Oxfam (n.d.) defines a global citizen as one who is aware of the wider world and their place in it. Global citizenship requires leaders to develop the ability to apply problem-solving frameworks to complex sustainability problems. The UN Sustainable Development Goals (n.d.) allow young leaders the opportunity to identify global issues that they’d like to explore further and consider what they can do about them now. We believe collective action and global contribution can be taken towards any issue on a local level. In this case, staying at home is a responsible action we can all take to fight a global health pandemic. In doing so, we are foregoing our immediate and individual needs and internalizing costs for the sake of the collective good. This is global citizenship.
During this time of quarantine, we invite you to:
1. Identify a global issue that you can learn more about
2. Reflect on how other countries are responding to the epidemic. What does a nation-wide response reveal about collectively held values?
This is an unprecedented season, one marked with all kinds of uncertainty. It is in times of difficulty that leaders emerge. As a global community passionate about leadership and social change, we hope to rise to the occasion. We will share more about each of these ideas in the coming weeks, and we invite all those who are willing to join us as we take a stand to demonstrate who we are.
Are you a like-minded leader ready to embody a novel kind of leadership? Share this post, take on the challenge that most resonates with you, and tell us how it went!
Written by Abby Wheeler
HOBY WLC 2020 International Recruitment Director
Astin, H. S. and Astin, A. W. (1996). A Social Change Model of Leadership Development Guidebook Version III. The National Clearinghouse of Leadership Programs.
Miller-Karas, E., (2015). Building Resilience to Trauma. The Trauma and Community Resiliency Models. Routledge Taylor & Francis group. New York and London.
Oxfam (n.d.) What is Global Citizenship Education. Retrieved from: https://www.oxfam.org.uk/education/who-we-are/what-is-global-citizenship
McBride, H., McHargue, M., Matthews, W., Gungor, M. (2020). COVID-19: The Science, How to Help, and Handling the Stress. The Liturgists Podcast. Published on March 18, 2019. Retrieved from: https://theliturgists.com/podcast/covid-19
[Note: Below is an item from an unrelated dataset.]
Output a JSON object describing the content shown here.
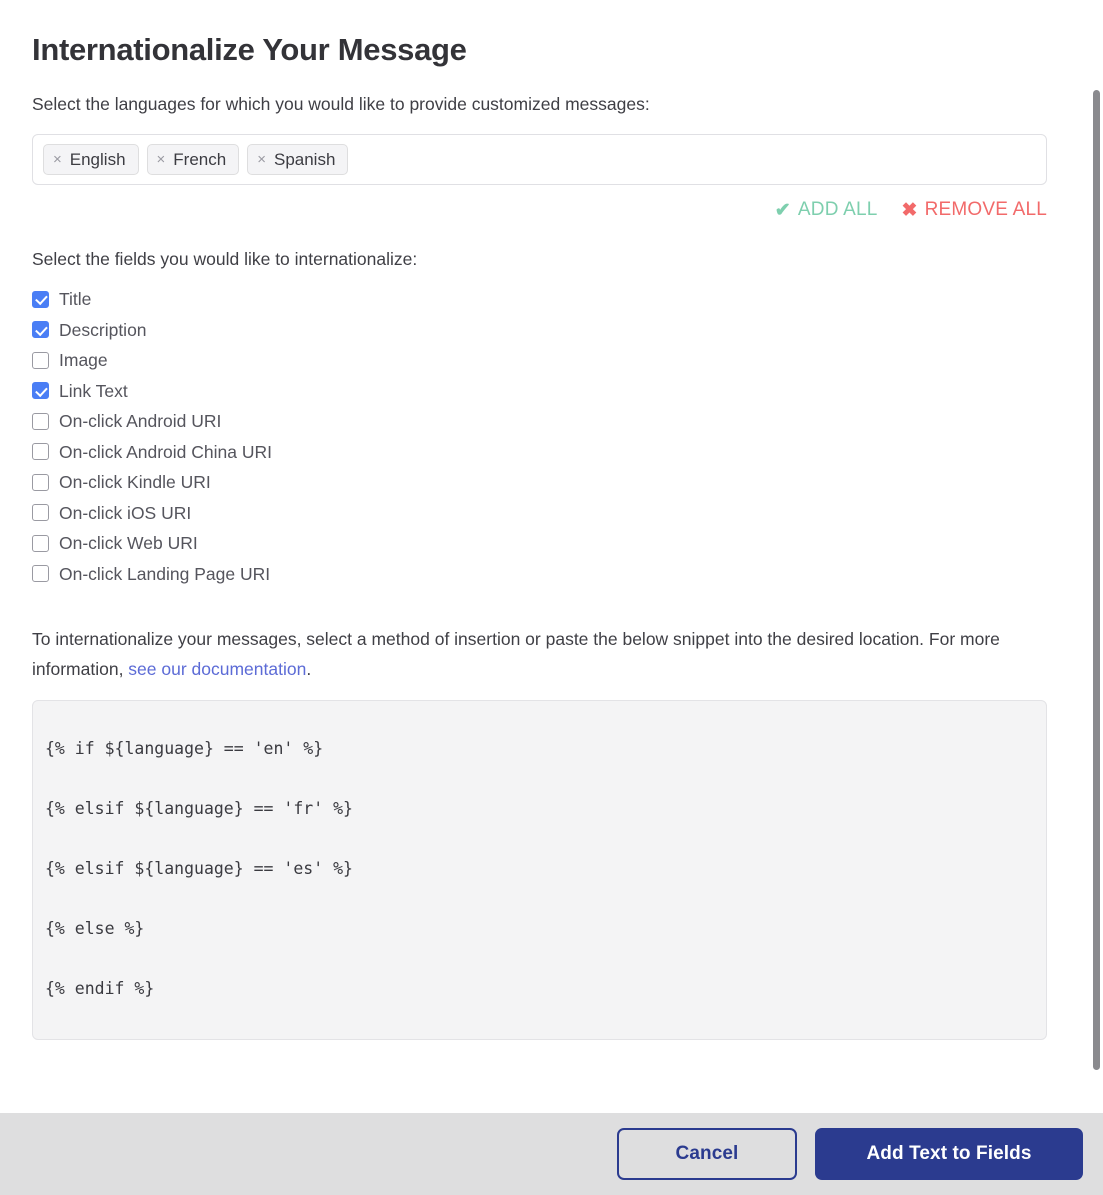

Sustainable Development Goals (n.d.) Retrieved from: https://sustainabledevelopment.un.org/sdgs